> [Task description]
With the pictures left out, reproduce exactly the lines from the one containing "Decode this image" through the final line of the entries.

Web page and app entries:
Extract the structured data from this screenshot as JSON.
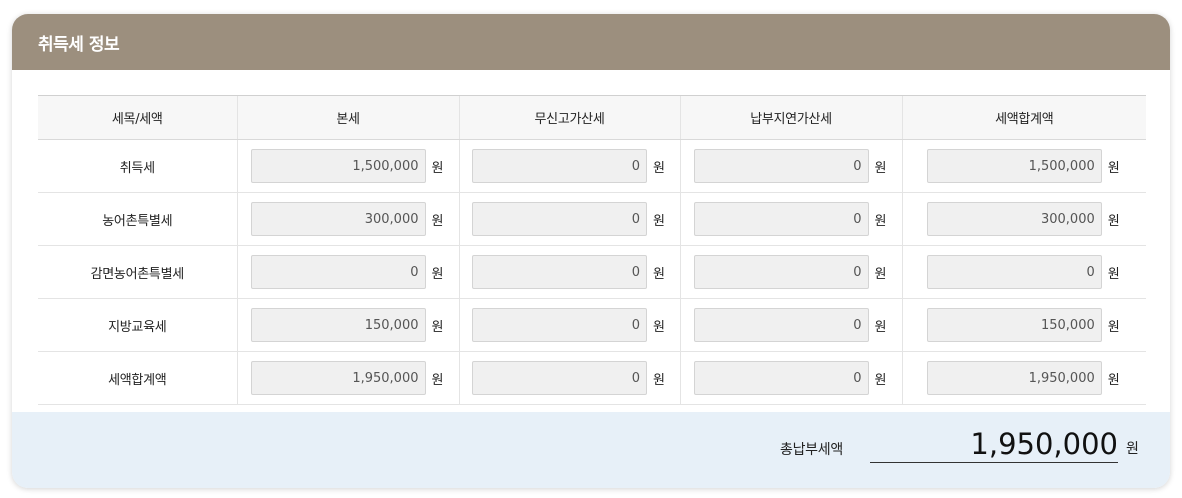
{
  "section": {
    "title": "취득세 정보"
  },
  "table": {
    "headers": [
      "세목/세액",
      "본세",
      "무신고가산세",
      "납부지연가산세",
      "세액합계액"
    ],
    "unit": "원",
    "rows": [
      {
        "label": "취득세",
        "values": [
          "1,500,000",
          "0",
          "0",
          "1,500,000"
        ]
      },
      {
        "label": "농어촌특별세",
        "values": [
          "300,000",
          "0",
          "0",
          "300,000"
        ]
      },
      {
        "label": "감면농어촌특별세",
        "values": [
          "0",
          "0",
          "0",
          "0"
        ]
      },
      {
        "label": "지방교육세",
        "values": [
          "150,000",
          "0",
          "0",
          "150,000"
        ]
      },
      {
        "label": "세액합계액",
        "values": [
          "1,950,000",
          "0",
          "0",
          "1,950,000"
        ]
      }
    ]
  },
  "total": {
    "label": "총납부세액",
    "value": "1,950,000",
    "unit": "원"
  },
  "colors": {
    "header_bg": "#9c8f7e",
    "footer_bg": "#e7f0f8",
    "input_bg": "#f0f0f0"
  }
}
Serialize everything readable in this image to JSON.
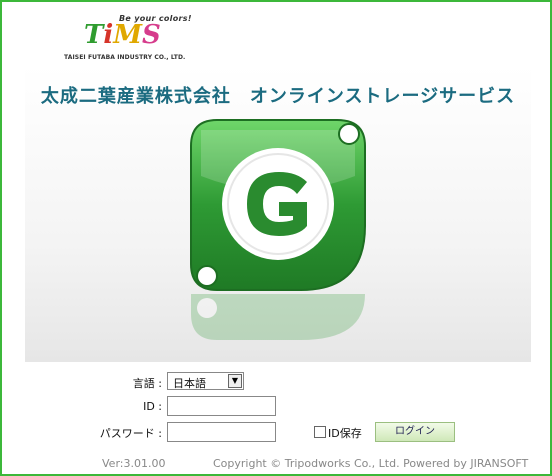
{
  "logo": {
    "tagline": "Be your colors!",
    "wordmark": [
      "T",
      "i",
      "M",
      "S"
    ],
    "wordmark_colors": [
      "#2f9c2f",
      "#d6342a",
      "#e0a800",
      "#d63c8c"
    ],
    "company_en": "TAISEI FUTABA INDUSTRY CO., LTD."
  },
  "banner": {
    "title": "太成二葉産業株式会社　オンラインストレージサービス",
    "icon_letter": "G",
    "accent": "#2e9a34"
  },
  "form": {
    "language_label": "言語 :",
    "language_value": "日本語",
    "id_label": "ID :",
    "password_label": "パスワード :",
    "save_id_label": "ID保存",
    "login_button": "ログイン"
  },
  "footer": {
    "version": "Ver:3.01.00",
    "copyright": "Copyright © Tripodworks Co., Ltd. Powered by JIRANSOFT"
  }
}
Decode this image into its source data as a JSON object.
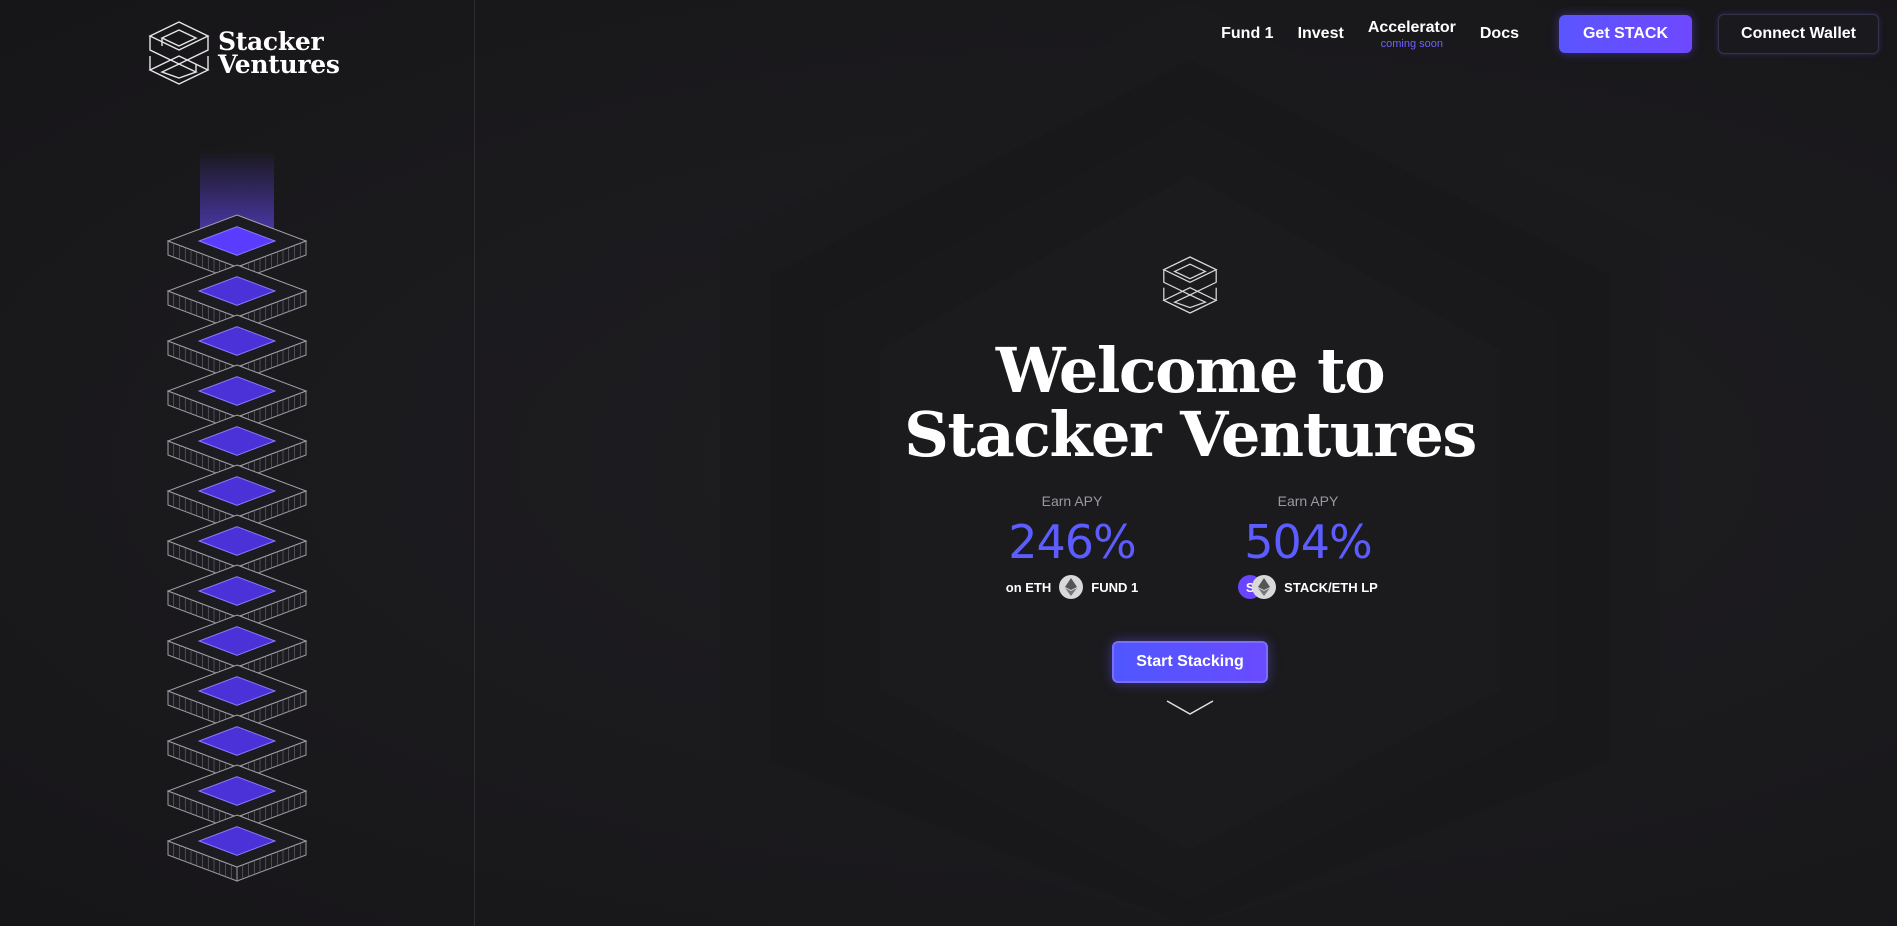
{
  "brand": {
    "line1": "Stacker",
    "line2": "Ventures",
    "logo_icon": "stacker-s-cube-icon"
  },
  "nav": {
    "links": [
      {
        "label": "Fund 1"
      },
      {
        "label": "Invest"
      },
      {
        "label": "Accelerator",
        "sub": "coming soon"
      },
      {
        "label": "Docs"
      }
    ],
    "get_stack": "Get STACK",
    "connect_wallet": "Connect Wallet"
  },
  "hero": {
    "title_line1": "Welcome to",
    "title_line2": "Stacker Ventures",
    "stats": [
      {
        "label": "Earn APY",
        "value": "246%",
        "prefix": "on ETH",
        "asset": "FUND 1",
        "icon": "eth-icon"
      },
      {
        "label": "Earn APY",
        "value": "504%",
        "asset": "STACK/ETH LP",
        "icon": "stack-eth-pair-icon"
      }
    ],
    "cta": "Start Stacking"
  },
  "colors": {
    "accent": "#5c5cff",
    "button": "#5b55ff",
    "background": "#1b1a1d"
  }
}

> [Finished task]
Decode this image into its source data as a JSON object.
{
  "brand": {
    "line1": "Stacker",
    "line2": "Ventures",
    "logo_icon": "stacker-s-cube-icon"
  },
  "nav": {
    "links": [
      {
        "label": "Fund 1"
      },
      {
        "label": "Invest"
      },
      {
        "label": "Accelerator",
        "sub": "coming soon"
      },
      {
        "label": "Docs"
      }
    ],
    "get_stack": "Get STACK",
    "connect_wallet": "Connect Wallet"
  },
  "hero": {
    "title_line1": "Welcome to",
    "title_line2": "Stacker Ventures",
    "stats": [
      {
        "label": "Earn APY",
        "value": "246%",
        "prefix": "on ETH",
        "asset": "FUND 1",
        "icon": "eth-icon"
      },
      {
        "label": "Earn APY",
        "value": "504%",
        "asset": "STACK/ETH LP",
        "icon": "stack-eth-pair-icon"
      }
    ],
    "cta": "Start Stacking"
  },
  "colors": {
    "accent": "#5c5cff",
    "button": "#5b55ff",
    "background": "#1b1a1d"
  }
}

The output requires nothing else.